Heart failure is when the heart muscle weakens and cannot pump blood to the circulation adequately. Sometimes you may not show any heart failure symptoms, and at other times include getting tired from normal activities and feeling short-winded.
If you have a weakened heart muscle, you may feel some of the following symptoms, which are evidence of heart failure:
- Getting tired with normal activities
- Feeling short-winded
- Needing extra pillows to prop yourself up in order to sleep
- Swelling in feet and ankles
- Coughing frothy phlegm
Someone who has heart failure my exhibit one or all of these symptoms, or maybe even none at all. This depends on the person’s overall heart health and whether it is in a weakened state. If you think that you or a loved one is experience HF, call a doctor immediately.
Heart Failure can be diagnosed with several different types of tests such as:
Your doctor may also recommend a cardiac catheterization to determine why the muscle is weak.
The Heart Failure Center at LifeBridge Health Cardiovascular Institute can teach you what kind of heart failure you have and why it happened. Some reasons for a weakened heart muscle include:
- High blood pressure
- Coronary artery disease/heart attack
- Toxic (alcohol or drug-induced)
- Stress reaction
- Family history
If you have HF, you are at risk for developing:
- Abnormal heart rhythms
- Kidney disease
- Liver disease
- Anemia (low blood count)
- Blood clots
The team members at the Heart Failure Center provide comprehensive services to patients suffering from heart failure. For more information call 410-601-WELL (9355).
It is important to know that you are not alone, and it takes a team of people to help you get better. The Heart Failure Center at the LifeBridge Health Cardiovascular Institute can help. We work in collaboration with your heart doctor and primary care provider to provide the education and support you need. Our goal is to prevent visits to the emergency department or hospital admissions.
People with HF are on several different medications to help the heart such as:
- Beta blockers
- Angiotensin Converting Enzyme Inhibitors (ACEI)
- Angiotensin receptor blockers (ARBs)
- Aldosterone Antagonists
Other meds may include:
For additional information about these medications and how they help heart failure, visit the American Heart Association.
It is important to take them as prescribed and get your refills in a timely manner. Sometimes if you have symptoms, we can evaluate you urgently and determine if you need intravenous medications to prevent “fluid build-up” instead of going to the ER.

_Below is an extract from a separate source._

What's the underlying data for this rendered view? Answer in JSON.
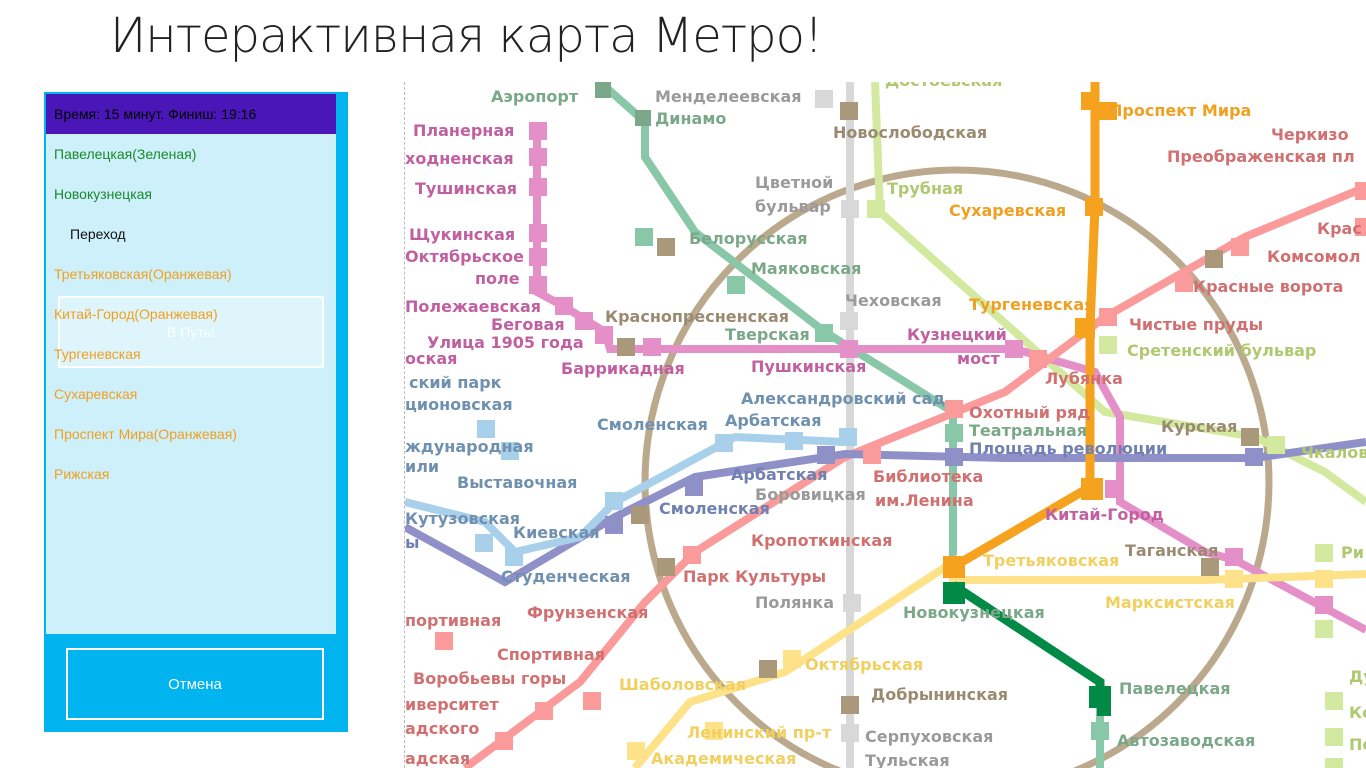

Other treatments for Heart Failure include lifestyle changes such as reducing the salt in your diet and controlling other related conditions such as sleep apnea, diabetes and chronic obstructive pulmonary disease.